[Record extracts Boundary: Start]
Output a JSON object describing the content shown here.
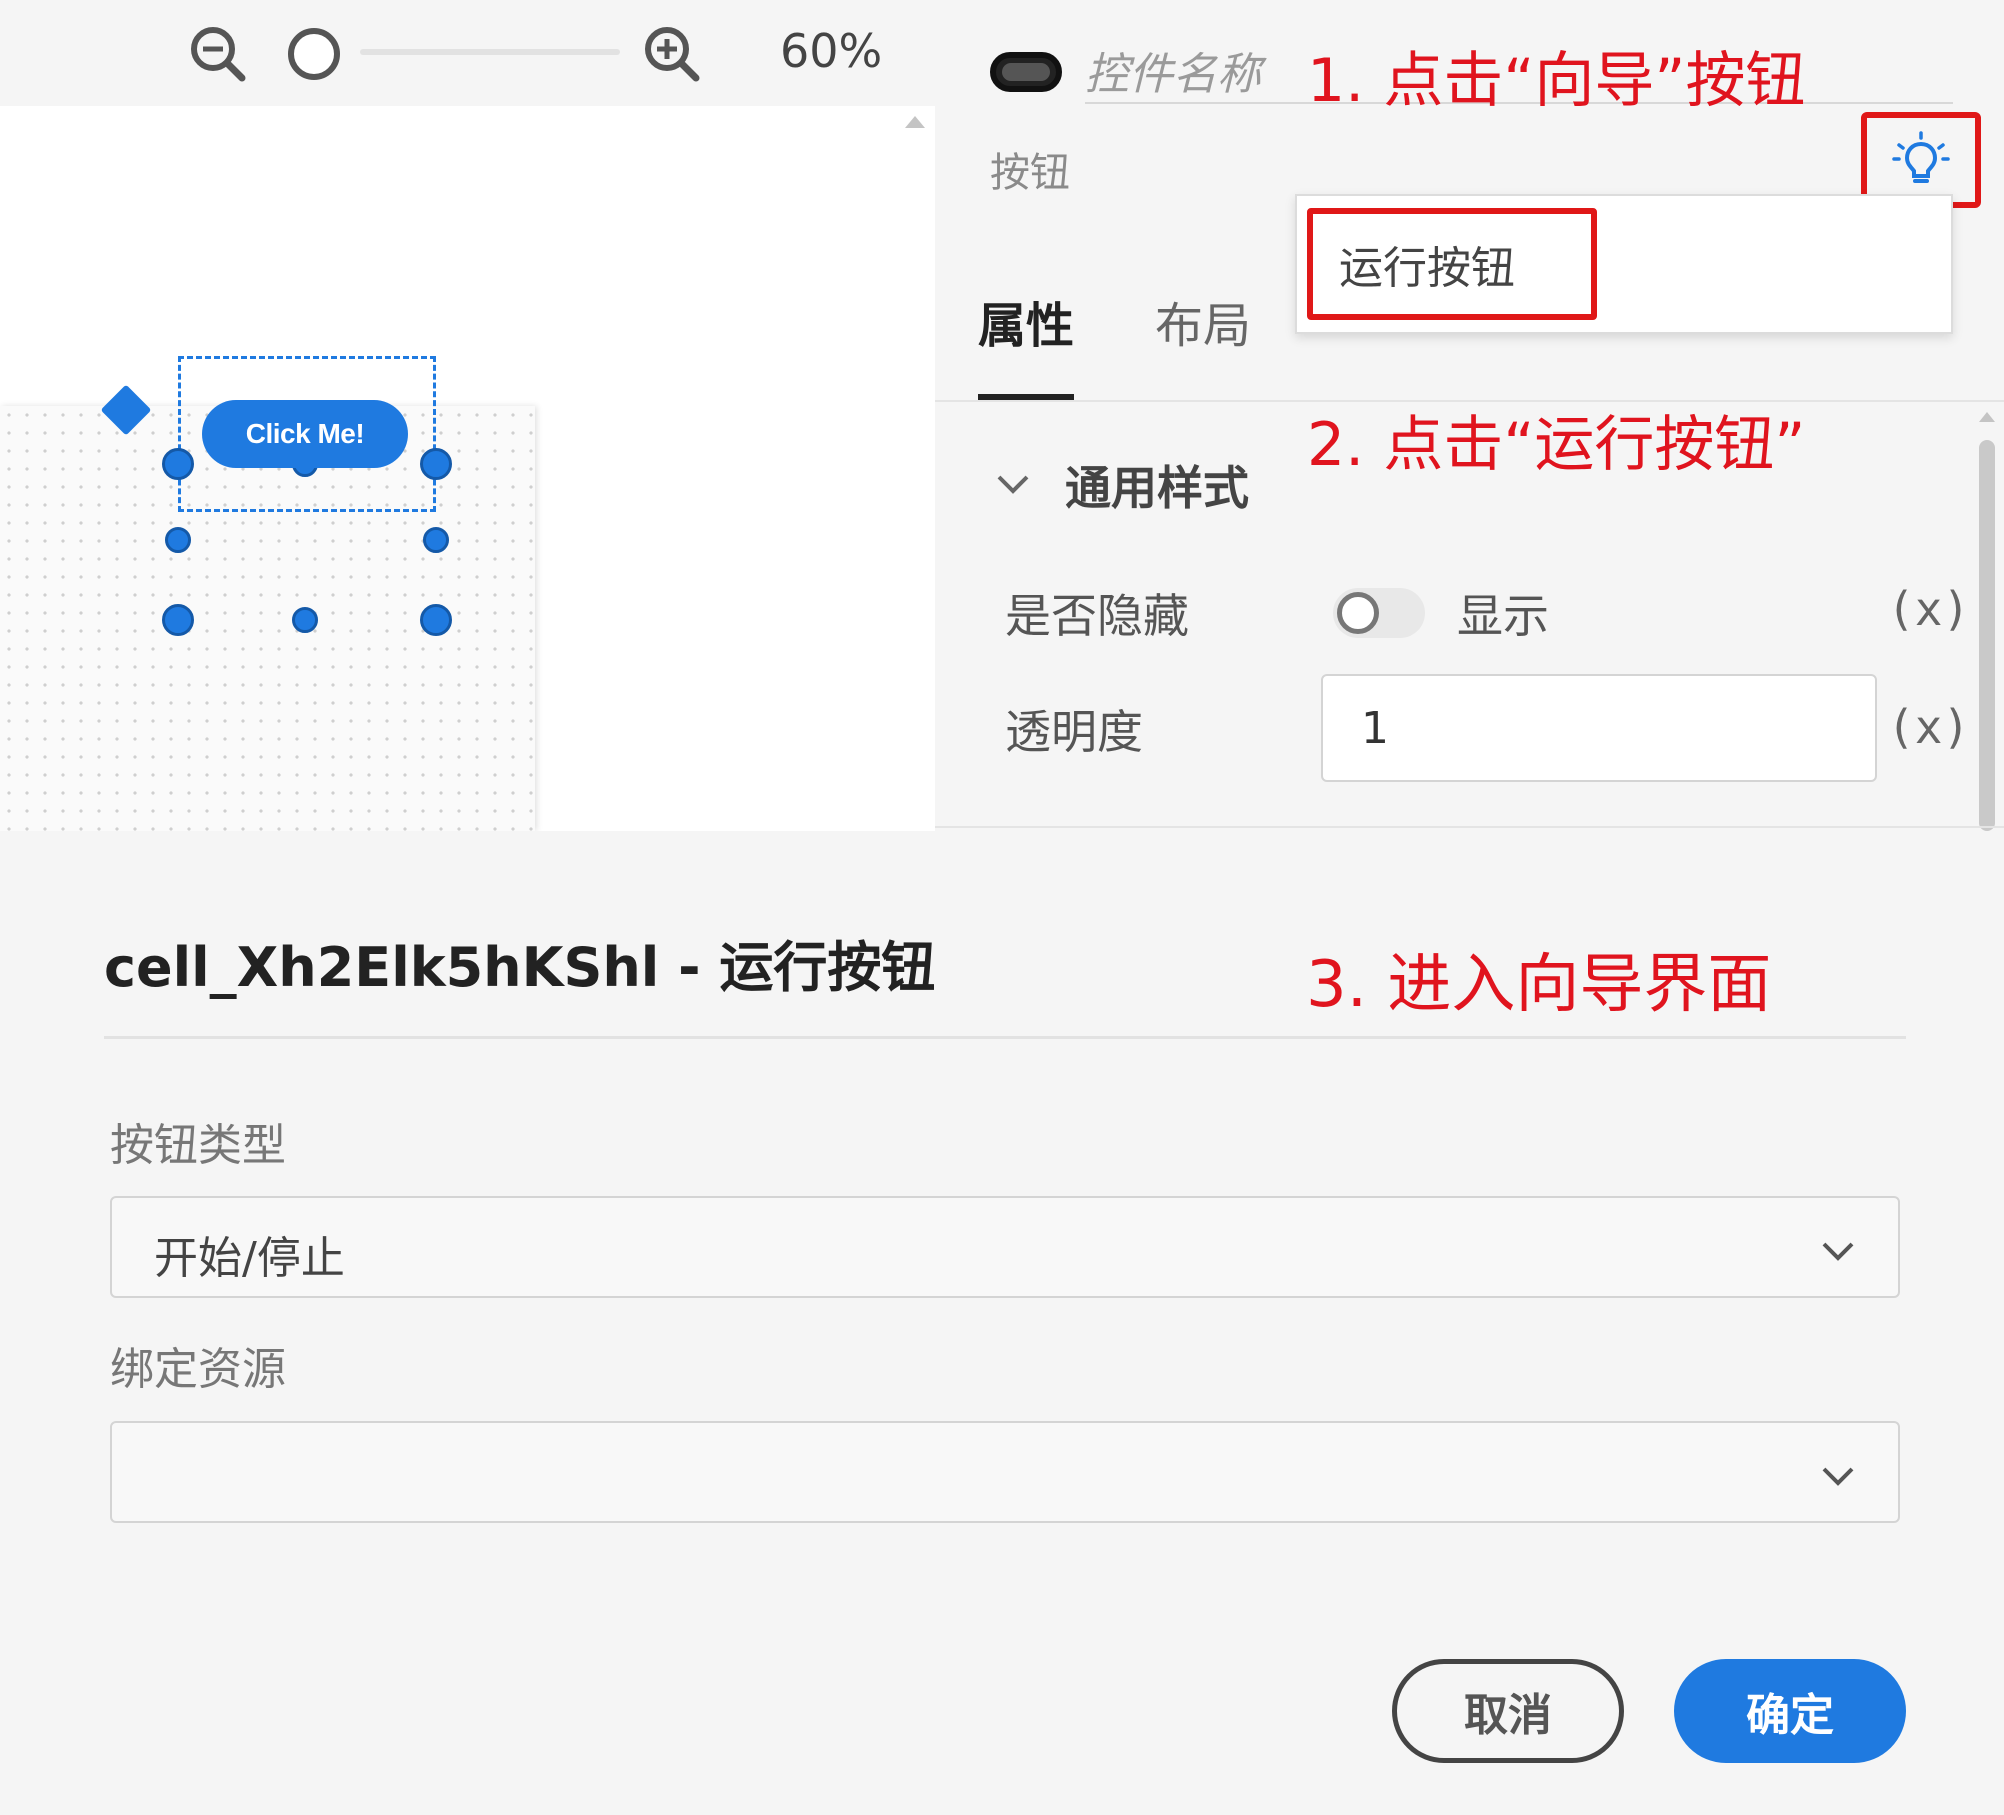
{
  "toolbar": {
    "zoom_out_icon": "zoom-out-icon",
    "zoom_in_icon": "zoom-in-icon",
    "zoom_level": "60%"
  },
  "canvas": {
    "button_label": "Click Me!"
  },
  "panel": {
    "name_placeholder": "控件名称",
    "type_label": "按钮",
    "wizard_icon": "lightbulb-icon",
    "dropdown_item": "运行按钮",
    "tabs": [
      {
        "label": "属性",
        "active": true
      },
      {
        "label": "布局",
        "active": false
      }
    ],
    "section_title": "通用样式",
    "hidden_label": "是否隐藏",
    "hidden_state": "显示",
    "opacity_label": "透明度",
    "opacity_value": "1",
    "variable_label": "(x)"
  },
  "annotations": {
    "step1": "1. 点击“向导”按钮",
    "step2": "2. 点击“运行按钮”",
    "step3": "3. 进入向导界面"
  },
  "dialog": {
    "title": "cell_Xh2Elk5hKShl - 运行按钮",
    "type_label": "按钮类型",
    "type_value": "开始/停止",
    "resource_label": "绑定资源",
    "resource_value": "",
    "cancel_label": "取消",
    "ok_label": "确定"
  },
  "colors": {
    "accent": "#1f7ae0",
    "annotation_red": "#e0141e"
  }
}
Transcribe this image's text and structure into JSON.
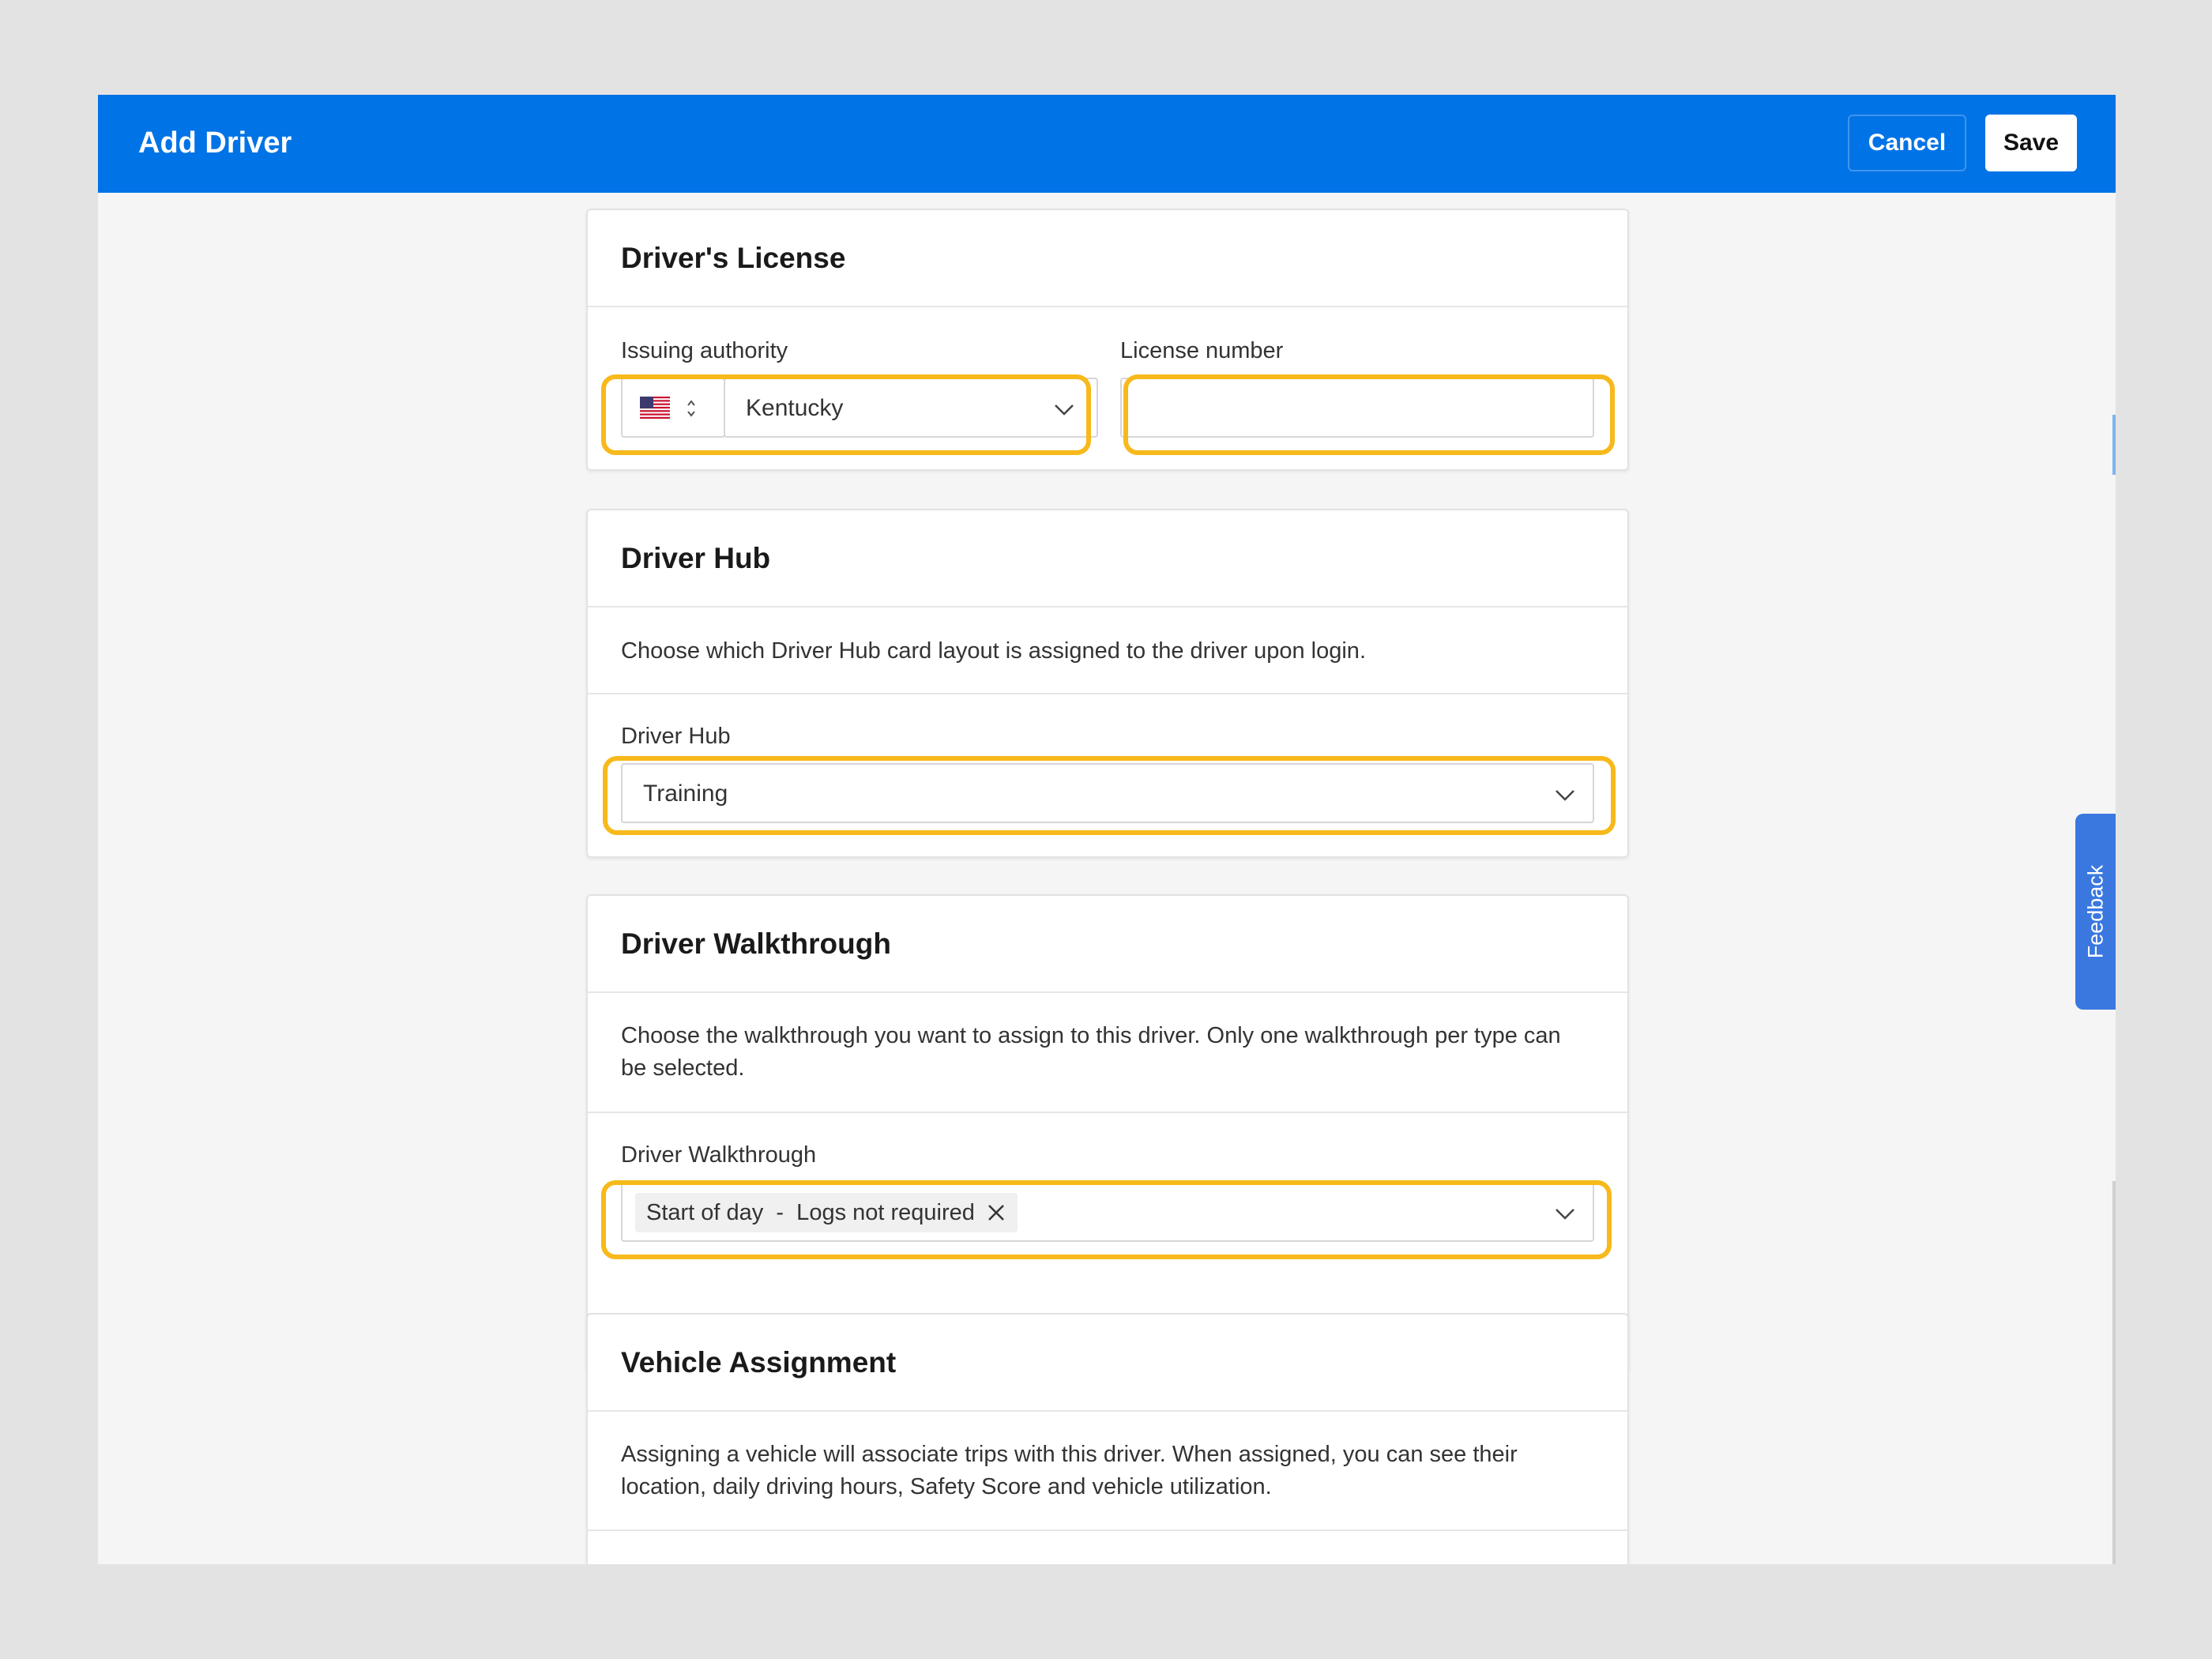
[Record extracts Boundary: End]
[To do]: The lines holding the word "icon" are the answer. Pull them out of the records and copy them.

[Exercise solution]:
    "zoom_out_icon": "zoom-out-icon",
    "zoom_in_icon": "zoom-in-icon",
    "wizard_icon": "lightbulb-icon",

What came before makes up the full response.